Activity: Everything from the line with "Serialize everything readable" down to the last line of the material below must be written out exactly. Leave out all other lines.

Source data:
Content starts

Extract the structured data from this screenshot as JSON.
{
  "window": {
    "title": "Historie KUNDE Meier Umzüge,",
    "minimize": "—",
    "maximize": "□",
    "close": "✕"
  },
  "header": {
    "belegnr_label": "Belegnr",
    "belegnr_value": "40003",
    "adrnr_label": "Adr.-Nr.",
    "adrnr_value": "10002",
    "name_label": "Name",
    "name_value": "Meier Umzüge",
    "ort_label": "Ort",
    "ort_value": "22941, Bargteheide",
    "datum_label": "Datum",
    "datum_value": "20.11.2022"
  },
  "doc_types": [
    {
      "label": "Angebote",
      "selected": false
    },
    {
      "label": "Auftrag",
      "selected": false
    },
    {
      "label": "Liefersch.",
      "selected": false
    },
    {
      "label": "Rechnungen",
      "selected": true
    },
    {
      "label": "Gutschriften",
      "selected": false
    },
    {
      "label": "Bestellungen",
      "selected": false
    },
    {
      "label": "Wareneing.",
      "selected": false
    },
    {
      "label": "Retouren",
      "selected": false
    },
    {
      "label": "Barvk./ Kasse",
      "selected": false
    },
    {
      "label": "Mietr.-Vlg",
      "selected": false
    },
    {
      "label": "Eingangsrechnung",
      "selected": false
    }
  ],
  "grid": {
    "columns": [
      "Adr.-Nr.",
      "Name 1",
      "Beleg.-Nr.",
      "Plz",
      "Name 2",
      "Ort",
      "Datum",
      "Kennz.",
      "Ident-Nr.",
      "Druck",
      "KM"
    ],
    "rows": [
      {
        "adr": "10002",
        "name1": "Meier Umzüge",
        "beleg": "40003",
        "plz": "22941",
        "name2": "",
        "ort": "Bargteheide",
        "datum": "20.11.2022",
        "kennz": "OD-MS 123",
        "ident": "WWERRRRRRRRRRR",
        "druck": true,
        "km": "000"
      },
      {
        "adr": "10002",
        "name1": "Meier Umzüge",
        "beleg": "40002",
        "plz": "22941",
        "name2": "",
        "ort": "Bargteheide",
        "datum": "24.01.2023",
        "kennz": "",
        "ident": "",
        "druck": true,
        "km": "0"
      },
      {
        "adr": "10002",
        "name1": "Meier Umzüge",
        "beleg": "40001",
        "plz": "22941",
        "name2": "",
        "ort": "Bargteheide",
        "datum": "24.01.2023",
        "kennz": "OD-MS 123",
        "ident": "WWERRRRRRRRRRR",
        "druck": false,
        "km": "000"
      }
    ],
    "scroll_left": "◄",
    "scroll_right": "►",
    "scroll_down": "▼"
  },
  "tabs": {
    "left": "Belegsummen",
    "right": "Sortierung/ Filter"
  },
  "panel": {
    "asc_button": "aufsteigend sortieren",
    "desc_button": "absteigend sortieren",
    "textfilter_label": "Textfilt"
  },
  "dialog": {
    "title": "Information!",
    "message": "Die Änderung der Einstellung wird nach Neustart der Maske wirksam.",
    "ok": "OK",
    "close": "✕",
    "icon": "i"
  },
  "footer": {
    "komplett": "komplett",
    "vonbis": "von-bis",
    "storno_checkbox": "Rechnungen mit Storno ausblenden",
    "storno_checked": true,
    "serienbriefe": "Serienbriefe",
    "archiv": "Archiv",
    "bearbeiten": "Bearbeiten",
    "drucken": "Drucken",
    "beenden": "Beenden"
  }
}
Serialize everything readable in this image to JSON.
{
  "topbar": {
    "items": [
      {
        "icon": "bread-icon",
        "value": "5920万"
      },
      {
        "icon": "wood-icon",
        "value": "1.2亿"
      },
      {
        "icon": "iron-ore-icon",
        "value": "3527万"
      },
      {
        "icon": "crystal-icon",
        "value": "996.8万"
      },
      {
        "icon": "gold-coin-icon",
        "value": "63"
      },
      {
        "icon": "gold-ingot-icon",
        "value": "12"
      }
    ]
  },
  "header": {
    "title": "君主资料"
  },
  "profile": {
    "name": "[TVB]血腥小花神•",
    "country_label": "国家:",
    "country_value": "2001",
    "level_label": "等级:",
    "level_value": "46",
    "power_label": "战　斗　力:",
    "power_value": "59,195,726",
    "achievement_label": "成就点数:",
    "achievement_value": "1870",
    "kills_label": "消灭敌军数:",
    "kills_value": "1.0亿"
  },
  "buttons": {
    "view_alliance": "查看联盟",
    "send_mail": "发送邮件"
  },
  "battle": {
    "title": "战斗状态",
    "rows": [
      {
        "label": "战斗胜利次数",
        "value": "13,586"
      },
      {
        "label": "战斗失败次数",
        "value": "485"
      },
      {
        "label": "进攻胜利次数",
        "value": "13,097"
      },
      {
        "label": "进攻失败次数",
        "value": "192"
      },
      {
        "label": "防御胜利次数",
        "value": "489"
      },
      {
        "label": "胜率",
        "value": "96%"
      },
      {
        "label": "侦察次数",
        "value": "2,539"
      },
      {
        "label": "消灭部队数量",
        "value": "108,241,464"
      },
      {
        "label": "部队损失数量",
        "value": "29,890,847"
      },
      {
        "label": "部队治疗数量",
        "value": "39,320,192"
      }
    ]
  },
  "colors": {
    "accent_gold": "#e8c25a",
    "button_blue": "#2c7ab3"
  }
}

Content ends

Output for this task:
Serialize everything readable in this image to JSON.
{
  "topbar": {
    "items": [
      {
        "icon": "bread-icon",
        "value": "5920万"
      },
      {
        "icon": "wood-icon",
        "value": "1.2亿"
      },
      {
        "icon": "iron-ore-icon",
        "value": "3527万"
      },
      {
        "icon": "crystal-icon",
        "value": "996.8万"
      },
      {
        "icon": "gold-coin-icon",
        "value": "63"
      },
      {
        "icon": "gold-ingot-icon",
        "value": "12"
      }
    ]
  },
  "header": {
    "title": "君主资料"
  },
  "profile": {
    "name": "[TVB]血腥小花神•",
    "country_label": "国家:",
    "country_value": "2001",
    "level_label": "等级:",
    "level_value": "46",
    "power_label": "战　斗　力:",
    "power_value": "59,195,726",
    "achievement_label": "成就点数:",
    "achievement_value": "1870",
    "kills_label": "消灭敌军数:",
    "kills_value": "1.0亿"
  },
  "buttons": {
    "view_alliance": "查看联盟",
    "send_mail": "发送邮件"
  },
  "battle": {
    "title": "战斗状态",
    "rows": [
      {
        "label": "战斗胜利次数",
        "value": "13,586"
      },
      {
        "label": "战斗失败次数",
        "value": "485"
      },
      {
        "label": "进攻胜利次数",
        "value": "13,097"
      },
      {
        "label": "进攻失败次数",
        "value": "192"
      },
      {
        "label": "防御胜利次数",
        "value": "489"
      },
      {
        "label": "胜率",
        "value": "96%"
      },
      {
        "label": "侦察次数",
        "value": "2,539"
      },
      {
        "label": "消灭部队数量",
        "value": "108,241,464"
      },
      {
        "label": "部队损失数量",
        "value": "29,890,847"
      },
      {
        "label": "部队治疗数量",
        "value": "39,320,192"
      }
    ]
  },
  "colors": {
    "accent_gold": "#e8c25a",
    "button_blue": "#2c7ab3"
  }
}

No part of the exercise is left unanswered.